Excerpts from an interface dataset =>
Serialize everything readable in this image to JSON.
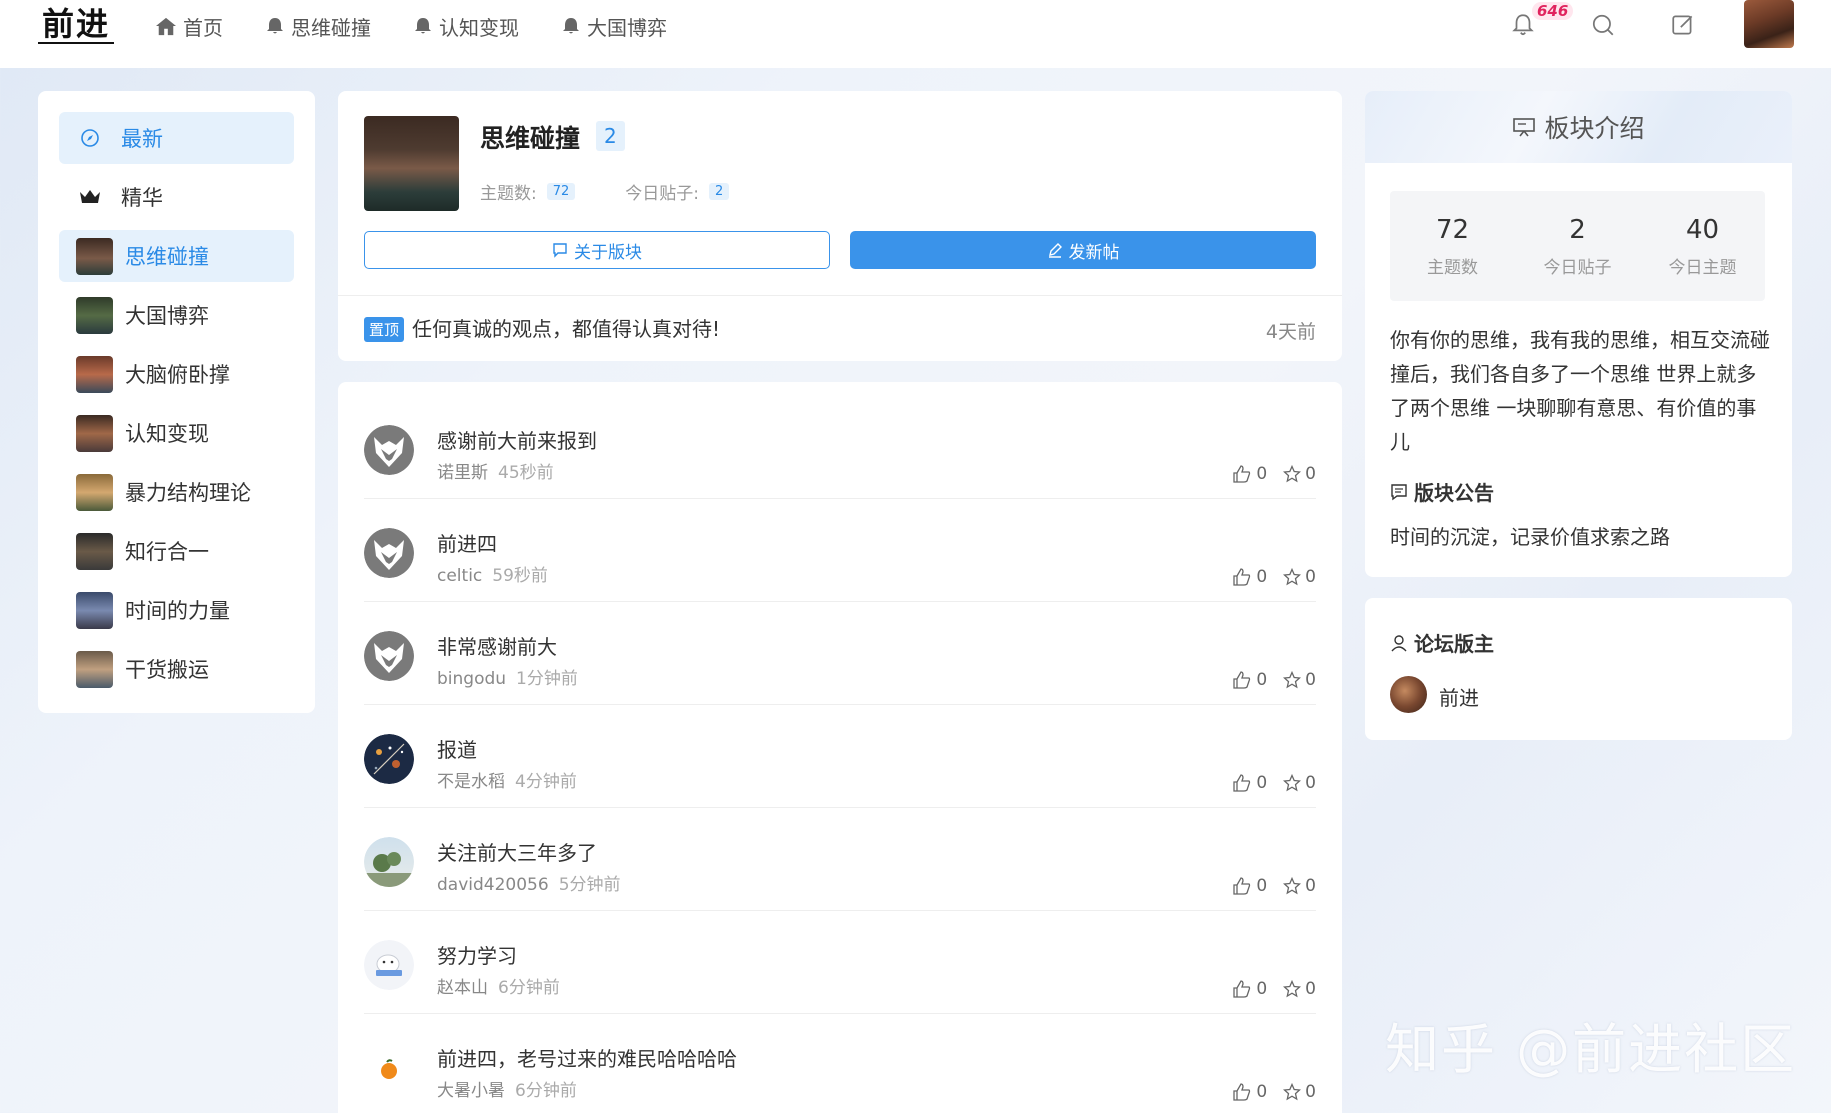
{
  "header": {
    "logo": "前进",
    "nav": [
      {
        "label": "首页",
        "icon": "home-icon"
      },
      {
        "label": "思维碰撞",
        "icon": "bell-icon"
      },
      {
        "label": "认知变现",
        "icon": "bell-icon"
      },
      {
        "label": "大国博弈",
        "icon": "bell-icon"
      }
    ],
    "notification_count": "646"
  },
  "sidebar": {
    "items": [
      {
        "label": "最新",
        "active": true
      },
      {
        "label": "精华"
      },
      {
        "label": "思维碰撞",
        "active": true
      },
      {
        "label": "大国博弈"
      },
      {
        "label": "大脑俯卧撑"
      },
      {
        "label": "认知变现"
      },
      {
        "label": "暴力结构理论"
      },
      {
        "label": "知行合一"
      },
      {
        "label": "时间的力量"
      },
      {
        "label": "干货搬运"
      }
    ]
  },
  "board": {
    "title": "思维碰撞",
    "number": "2",
    "topics_label": "主题数:",
    "topics_value": "72",
    "today_posts_label": "今日贴子:",
    "today_posts_value": "2",
    "about_button": "关于版块",
    "post_button": "发新帖",
    "pinned_tag": "置顶",
    "pinned_text": "任何真诚的观点，都值得认真对待!",
    "pinned_time": "4天前"
  },
  "posts": [
    {
      "title": "感谢前大前来报到",
      "author": "诺里斯",
      "time": "45秒前",
      "likes": "0",
      "stars": "0"
    },
    {
      "title": "前进四",
      "author": "celtic",
      "time": "59秒前",
      "likes": "0",
      "stars": "0"
    },
    {
      "title": "非常感谢前大",
      "author": "bingodu",
      "time": "1分钟前",
      "likes": "0",
      "stars": "0"
    },
    {
      "title": "报道",
      "author": "不是水稻",
      "time": "4分钟前",
      "likes": "0",
      "stars": "0"
    },
    {
      "title": "关注前大三年多了",
      "author": "david420056",
      "time": "5分钟前",
      "likes": "0",
      "stars": "0"
    },
    {
      "title": "努力学习",
      "author": "赵本山",
      "time": "6分钟前",
      "likes": "0",
      "stars": "0"
    },
    {
      "title": "前进四，老号过来的难民哈哈哈哈",
      "author": "大暑小暑",
      "time": "6分钟前",
      "likes": "0",
      "stars": "0"
    }
  ],
  "intro": {
    "title": "板块介绍",
    "stats": [
      {
        "value": "72",
        "label": "主题数"
      },
      {
        "value": "2",
        "label": "今日贴子"
      },
      {
        "value": "40",
        "label": "今日主题"
      }
    ],
    "description": "你有你的思维，我有我的思维，相互交流碰撞后，我们各自多了一个思维 世界上就多了两个思维 一块聊聊有意思、有价值的事儿",
    "notice_title": "版块公告",
    "notice_text": "时间的沉淀，记录价值求索之路"
  },
  "moderators": {
    "title": "论坛版主",
    "name": "前进"
  },
  "watermark": "知乎 @前进社区",
  "colors": {
    "accent": "#3a93ea",
    "accent_light": "#e5f1fc",
    "badge": "#e0245e"
  }
}
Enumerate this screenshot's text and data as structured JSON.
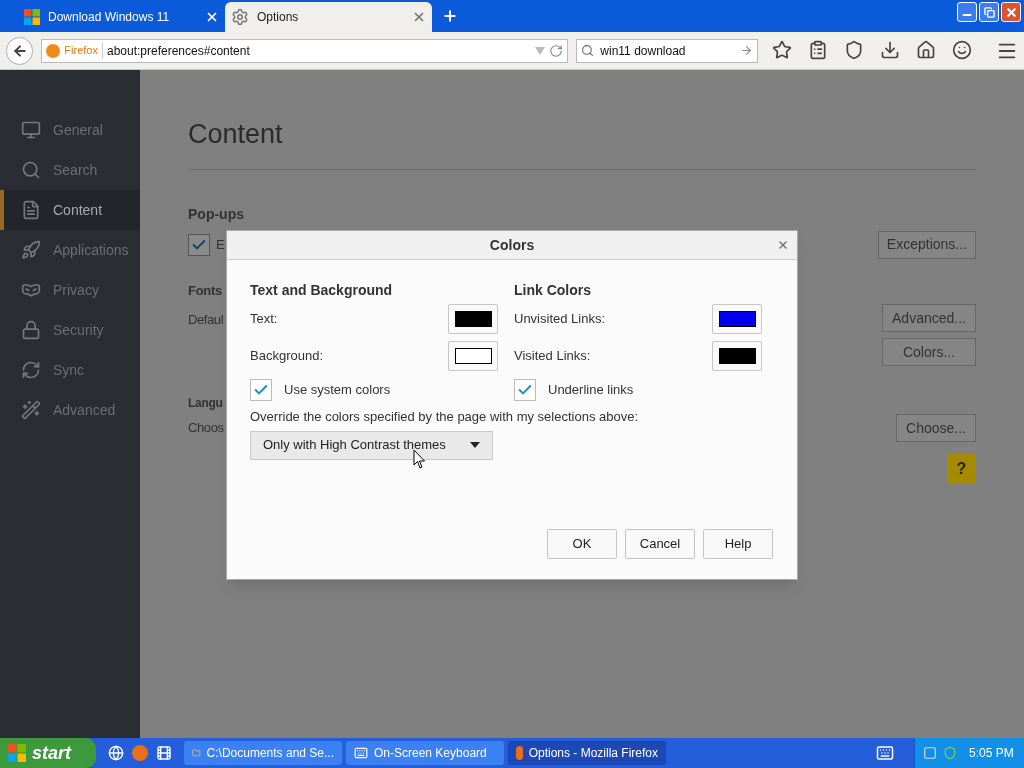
{
  "browser": {
    "tabs": [
      {
        "title": "Download Windows 11",
        "selected": false
      },
      {
        "title": "Options",
        "selected": true
      }
    ],
    "identity": "Firefox",
    "url": "about:preferences#content",
    "search": "win11 download"
  },
  "sidebar": {
    "items": [
      {
        "label": "General",
        "selected": false
      },
      {
        "label": "Search",
        "selected": false
      },
      {
        "label": "Content",
        "selected": true
      },
      {
        "label": "Applications",
        "selected": false
      },
      {
        "label": "Privacy",
        "selected": false
      },
      {
        "label": "Security",
        "selected": false
      },
      {
        "label": "Sync",
        "selected": false
      },
      {
        "label": "Advanced",
        "selected": false
      }
    ]
  },
  "page": {
    "heading": "Content",
    "popups": {
      "heading": "Pop-ups",
      "checkbox_label": "E",
      "checked": true,
      "button": "Exceptions..."
    },
    "fonts": {
      "heading": "Fonts",
      "text": "Defaul",
      "buttons": [
        "Advanced...",
        "Colors..."
      ]
    },
    "languages": {
      "heading": "Langu",
      "text": "Choos",
      "button": "Choose..."
    },
    "help": "?"
  },
  "dialog": {
    "title": "Colors",
    "groups": [
      {
        "heading": "Text and Background",
        "rows": [
          {
            "label": "Text:",
            "color": "#000000"
          },
          {
            "label": "Background:",
            "color": "#ffffff"
          }
        ],
        "checkbox": {
          "label": "Use system colors",
          "checked": true
        }
      },
      {
        "heading": "Link Colors",
        "rows": [
          {
            "label": "Unvisited Links:",
            "color": "#0000ee"
          },
          {
            "label": "Visited Links:",
            "color": "#000000"
          }
        ],
        "checkbox": {
          "label": "Underline links",
          "checked": true
        }
      }
    ],
    "override_label": "Override the colors specified by the page with my selections above:",
    "override_value": "Only with High Contrast themes",
    "buttons": [
      "OK",
      "Cancel",
      "Help"
    ]
  },
  "taskbar": {
    "start": "start",
    "tasks": [
      {
        "label": "C:\\Documents and Se...",
        "selected": false
      },
      {
        "label": "On-Screen Keyboard",
        "selected": false
      },
      {
        "label": "Options - Mozilla Firefox",
        "selected": true
      }
    ],
    "clock": "5:05 PM"
  }
}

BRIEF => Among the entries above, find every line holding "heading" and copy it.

OUTPUT OF THE EXERCISE =>
    "heading": "Content",
      "heading": "Pop-ups",
      "heading": "Fonts",
      "heading": "Langu",
        "heading": "Text and Background",
        "heading": "Link Colors",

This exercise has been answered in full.